In a bid to tackle increasing incidents of misbehaviour by passengers on flights, the Civil Aviation Ministry on Friday directed airlines to create a ‘No Fly’ list, which would entail ban on erring fliers ranging from three months to a minimum of two years in certain cases.
The move to come up with an elaborate mechanism to deal with the issue of unruly passengers, including the “No Fly” list, comes in the wake of representations the government received from various quarters about the absence of any mode for proper redressal of grievances of passengers, especially in case he/she has been banned from travelling by a particular airline.

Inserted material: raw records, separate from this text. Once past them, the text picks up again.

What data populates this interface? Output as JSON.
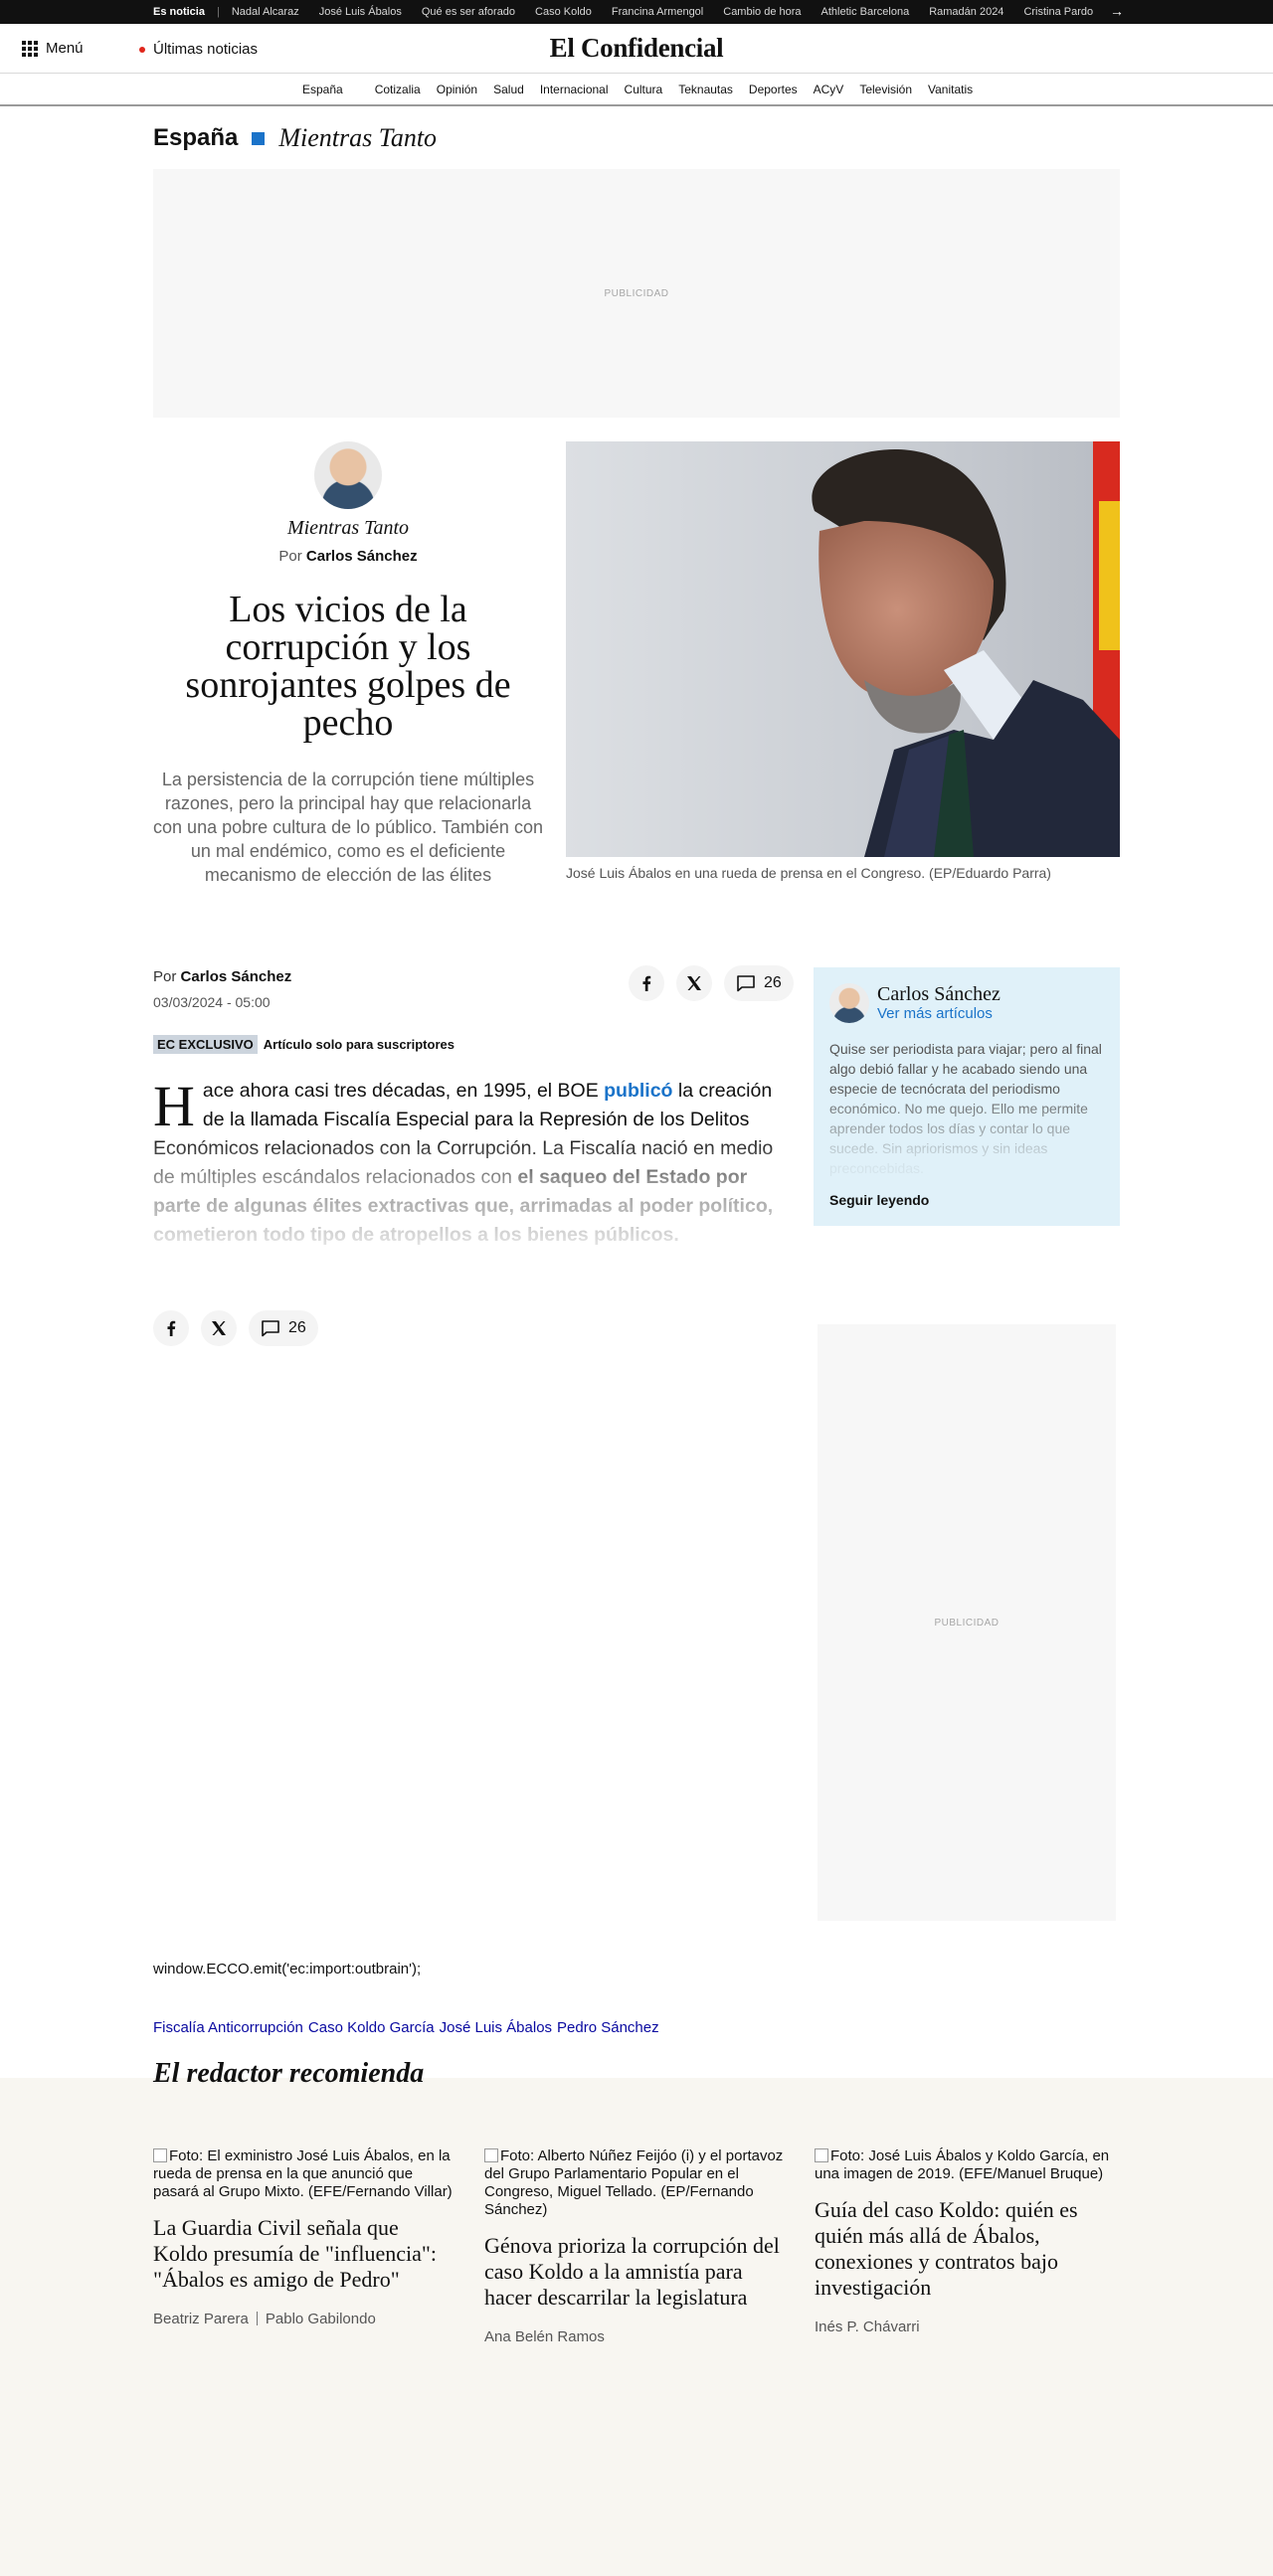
{
  "topbar": {
    "items": [
      "Es noticia",
      "Nadal Alcaraz",
      "José Luis Ábalos",
      "Qué es ser aforado",
      "Caso Koldo",
      "Francina Armengol",
      "Cambio de hora",
      "Athletic Barcelona",
      "Ramadán 2024",
      "Cristina Pardo"
    ],
    "separator": "|",
    "arrow": "→"
  },
  "header": {
    "menu_label": "Menú",
    "latest_label": "Últimas noticias",
    "logo": "El Confidencial"
  },
  "sections": [
    "España",
    "Cotizalia",
    "Opinión",
    "Salud",
    "Internacional",
    "Cultura",
    "Teknautas",
    "Deportes",
    "ACyV",
    "Televisión",
    "Vanitatis"
  ],
  "breadcrumb": {
    "section": "España",
    "blog": "Mientras Tanto"
  },
  "ad_label": "PUBLICIDAD",
  "hero": {
    "blog": "Mientras Tanto",
    "by_prefix": "Por",
    "author": "Carlos Sánchez",
    "title": "Los vicios de la corrupción y los sonrojantes golpes de pecho",
    "subtitle": "La persistencia de la corrupción tiene múltiples razones, pero la principal hay que relacionarla con una pobre cultura de lo público. También con un mal endémico, como es el deficiente mecanismo de elección de las élites",
    "caption": "José Luis Ábalos en una rueda de prensa en el Congreso. (EP/Eduardo Parra)"
  },
  "article": {
    "by_prefix": "Por",
    "author": "Carlos Sánchez",
    "date": "03/03/2024 - 05:00",
    "comments_count": "26",
    "exclusive_tag": "EC EXCLUSIVO",
    "exclusive_text": "Artículo solo para suscriptores",
    "dropcap": "H",
    "p1": "ace ahora casi tres décadas, en 1995, el BOE ",
    "p1_link": "publicó",
    "p2": " la creación de la llamada Fiscalía Especial para la Represión de los Delitos Económicos relacionados con la Corrupción. La Fiscalía nació en medio de múltiples escándalos relacionados con ",
    "p2_bold": "el saqueo del Estado por parte de algunas élites extractivas que, arrimadas al poder político, cometieron todo tipo de atropellos a los bienes públicos."
  },
  "author_box": {
    "name": "Carlos Sánchez",
    "more": "Ver más artículos",
    "bio": "Quise ser periodista para viajar; pero al final algo debió fallar y he acabado siendo una especie de tecnócrata del periodismo económico. No me quejo. Ello me permite aprender todos los días y contar lo que sucede. Sin apriorismos y sin ideas preconcebidas.",
    "continue": "Seguir leyendo"
  },
  "script_text": "window.ECCO.emit('ec:import:outbrain');",
  "tags": [
    "Fiscalía Anticorrupción",
    "Caso Koldo García",
    "José Luis Ábalos",
    "Pedro Sánchez"
  ],
  "recommended": {
    "title": "El redactor recomienda",
    "cards": [
      {
        "alt": "Foto: El exministro José Luis Ábalos, en la rueda de prensa en la que anunció que pasará al Grupo Mixto. (EFE/Fernando Villar)",
        "title": "La Guardia Civil señala que Koldo presumía de \"influencia\": \"Ábalos es amigo de Pedro\"",
        "authors": [
          "Beatriz Parera",
          "Pablo Gabilondo"
        ]
      },
      {
        "alt": "Foto: Alberto Núñez Feijóo (i) y el portavoz del Grupo Parlamentario Popular en el Congreso, Miguel Tellado. (EP/Fernando Sánchez)",
        "title": "Génova prioriza la corrupción del caso Koldo a la amnistía para hacer descarrilar la legislatura",
        "authors": [
          "Ana Belén Ramos"
        ]
      },
      {
        "alt": "Foto: José Luis Ábalos y Koldo García, en una imagen de 2019. (EFE/Manuel Bruque)",
        "title": "Guía del caso Koldo: quién es quién más allá de Ábalos, conexiones y contratos bajo investigación",
        "authors": [
          "Inés P. Chávarri"
        ]
      }
    ]
  },
  "colors": {
    "accent_blue": "#1a73c9",
    "author_box_bg": "#e0f1f9",
    "recommend_bg": "#f8f6f1",
    "tag_link": "#0a0aa0"
  },
  "icons": [
    "grid-menu-icon",
    "red-dot-icon",
    "arrow-right-icon",
    "facebook-icon",
    "x-icon",
    "comment-icon"
  ]
}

Civil Aviation Minister Ashok Gajapathi Raju said the new rules which have been promulgated on and applied from Friday will allow for the formation of a national “No Fly” list which in turn would check unruly behaviour on-board aircraft.
“Safety is my top concern. Today, we have set in place mechanisms which are a step forward in our constant endeavour to keep our skies safe and vibrant,” Raju told IANS.
Calling the promulgation of the new rules as “first-of-its-kind in the world”, Minister of State for Civil Aviation Jayant Sinha told reporters: “India is the first country to put out such a list. The ‘No Fly’ list will ensure safety and check (flight) disruptions. It will safeguard the interests of passengers, airlines, and cabin crew.”
For every subsequent offence by a passenger, the ban will be for twice the period of the previous ban. However, “an airline would not be bound by the ‘No Fly’ list of another airline”, he said.
The mechanism categorises unruly behaviour into three bands: Level 1 — unruly behaviour (verbal); Level 2 — unruly behaviour (physical); and Level 3 — life-threatening behaviour.
It also mandates different quantum of ban defined against each level: Level 1 — up to 3 months, Level 2 — up to 6 months; and Level 3 — minimum period of 2 years or more without limit.
“The complaint of unruly behaviour would need to be filed by the pilot-in-command. These complaints will be probed by an internal committee to be set up by the airline,” a Civil Aviation ministry statement said.
“The internal committee will have retired District and Sessions Judge as Chairman and representatives from a different scheduled airline, passengers’ association, consumer association, and retired officer of Consumer Dispute Redressal Forum as Members.”
As per the revised CAR (Civil Aviation Requirement) provisions, the internal committee will have to decide the matter within 30 days, and also specify the duration of ban on the unruly passenger.
“During the period of pendency of the enquiry, the concerned airline may impose a ban on the said passenger. For every subsequent offence, the ban will be twice the period of previous ban,” the ministry said.
Besides, the revised CAR contains an appeal provisions against the ban.
“Aggrieved persons (other than those identified as security threat by MHA) may appeal within 60 days from the date of issue of order to the Appellate Committee constituted by MoCA.”
The Appellate Committee will comprise of retired Judge of a High Court of India as Chairman and representatives of passengers association, consumer association, retired officer of Consumer Dispute Redressal Forum and airlines as Members.
However, the new mechanism will work independent of proceedings dealing with criminal charges for the same offence, if they are applied together.
“No Fly list will have two components — unruly passengers banned for three months to more than two years based on level of unruly behaviour; and those persons perceived to be national security risk by the Ministry of Home Affairs,” the ministry statement said.
The guidelines would also be applicable to foreign carriers subject to compliance with the Tokyo Convention of 1963.
“Passenger’s unruly behaviour at airport premises will be dealt with by relevant security agencies under applicable penal provisions,” it said.
The ‘No Fly’ list of such unruly passengers will be provided by the airline concerned and be made available on the Directorate General of Civil Aviation (DGCA) website.
The development assumes significance after high-profile cases of unruly behaviour were reported in two instances during the year.
On June 15, Telugu Desam Party MP J.C. Diwakar Reddy created a ruckus at the Visakhapatnam airport after he was denied a boarding pass for an IndiGo flight as he had showed up late. The lawmaker from Anantapur was said to have damaged a printer and misbehaved with IndiGo airline staff.
In March, Shiv Sena MP Ravindra Gaikwad was accused of assaulting an Air India staffer, following which several airlines banned him from flying on their planes till he apologised.
“Goes without saying… the No-fly list provisions are applicable to every passenger. No exemptions,” Raju added.